Omit the images. Restate all of the records word for word.
* * * *
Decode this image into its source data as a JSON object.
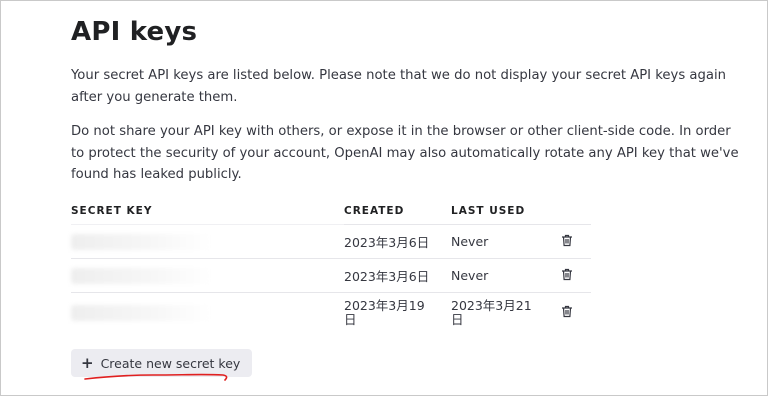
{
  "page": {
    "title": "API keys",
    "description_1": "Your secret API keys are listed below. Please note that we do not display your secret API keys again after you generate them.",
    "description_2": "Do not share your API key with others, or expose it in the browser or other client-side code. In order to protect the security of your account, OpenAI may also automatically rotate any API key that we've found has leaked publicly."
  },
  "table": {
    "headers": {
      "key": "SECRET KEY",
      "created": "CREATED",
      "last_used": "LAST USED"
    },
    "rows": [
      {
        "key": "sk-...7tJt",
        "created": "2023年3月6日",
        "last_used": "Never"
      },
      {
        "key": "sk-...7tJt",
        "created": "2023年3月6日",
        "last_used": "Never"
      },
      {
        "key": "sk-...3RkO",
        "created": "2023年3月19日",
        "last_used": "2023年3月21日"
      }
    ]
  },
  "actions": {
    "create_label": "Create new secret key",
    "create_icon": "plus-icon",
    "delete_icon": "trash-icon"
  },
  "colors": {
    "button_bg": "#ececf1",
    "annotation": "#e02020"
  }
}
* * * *
■ **SOLUTION FOR THIS EXERCISE**
Decode this image into its source data as a JSON object.
{
  "page": {
    "title": "API keys",
    "description_1": "Your secret API keys are listed below. Please note that we do not display your secret API keys again after you generate them.",
    "description_2": "Do not share your API key with others, or expose it in the browser or other client-side code. In order to protect the security of your account, OpenAI may also automatically rotate any API key that we've found has leaked publicly."
  },
  "table": {
    "headers": {
      "key": "SECRET KEY",
      "created": "CREATED",
      "last_used": "LAST USED"
    },
    "rows": [
      {
        "key": "sk-...7tJt",
        "created": "2023年3月6日",
        "last_used": "Never"
      },
      {
        "key": "sk-...7tJt",
        "created": "2023年3月6日",
        "last_used": "Never"
      },
      {
        "key": "sk-...3RkO",
        "created": "2023年3月19日",
        "last_used": "2023年3月21日"
      }
    ]
  },
  "actions": {
    "create_label": "Create new secret key",
    "create_icon": "plus-icon",
    "delete_icon": "trash-icon"
  },
  "colors": {
    "button_bg": "#ececf1",
    "annotation": "#e02020"
  }
}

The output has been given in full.